Can we imagine a new ethic based on emerging ecological and evolutionary understandings of an interconnected and wildly creative planet? That’s the challenge that the Spring Creek Project took on this year, when we called together twenty-five visionaries from the worlds of ecology, philosophy, fiction, social science, forestry, indigenous wisdom, theology, and literature. Under ancient cedars along the Blue River in Oregon, we set about our work: from all the ideas growing in our various fields, to find a common vision of who we are, we human beings, and how we ought to live in a world that is interconnected, resilient, finite, and heartbreakingly beautiful.
What follows is an excerpt of the Blue River Declaration. The full document can be found here.
A truly adaptive civilization will align its ethics with the ways of the Earth. The question for our time is, How might we create a concordance between ecological and moral principles, and thus imagine an ethic that is of, rather than against, the Earth?
Given that life on Earth is interconnected, an ethic of the Earth affirms the need to foster the mutual flourishing of all life and honor our obligations to present and future generations of all beings.
Given that humanity is inescapably dependent on the Earth for gifts both material and spiritual, we humans are called to be grateful and humble. A new ethic calls us to defend and nurture the regenerative potential of the Earth, to return Earth’s generosity with our own healing gifts of mind, body, emotion, and spirit.
Given that the Earth’s resources and resilience are finite, human flourishing depends on embracing a new ethic of self-restraint to replace a destructive ethos of excess.

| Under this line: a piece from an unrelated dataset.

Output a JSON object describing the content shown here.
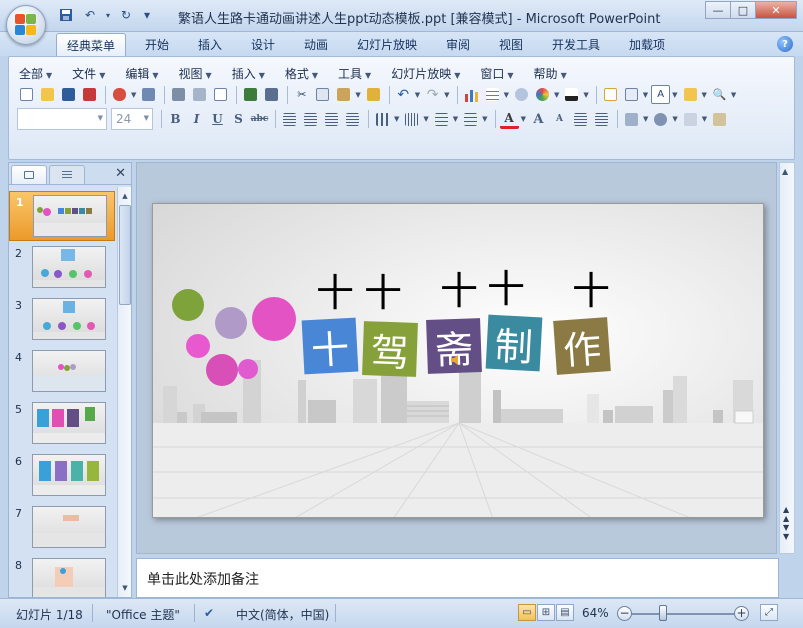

Limitless economic growth as a measure of human well-being is inconsistent with the continuity of life on Earth. It should be replaced by an economics of regeneration.
Given that life on Earth is resilient, humanity can take courage in Earth’s power to heal. We can find guidance in the richness of diverse cultures and ecosystems. Respect and justice are necessary conditions for civilizations that endure. To damage the natural sources of resilience—oceans, atmosphere, soil, biodiversity, cultural diversity—is both foolhardy and an offense against the future.
Given that the Earth is beautiful, it is worthy of respect and reverence—and protection.
An ethic of the Earth thus calls into question current capitalist economic systems, educational systems, food production methods, and systems of land use and ownership. It calls for a re-examination of what it means to be happy, and what it means to be smart. This questioning will release the power and beauty of the human imagination to create more collaborative economies, more mindful ways of living, more deeply felt arts, and more inclusive processes that respect the ways of life of all beings. In this sheltering home, humanity can begin to restore both the natural world and the human spirit.
Kathleen Dean Moore writes about our cultural and ethical connections to the wet, wild world, from Oregon, where she is Distinguished Professor of Philosophy at Oregon State University. Her newest books are Moral Ground: Ethical Action for a Planet in Peril and Wild Comfort. Photos by Harmony Burright.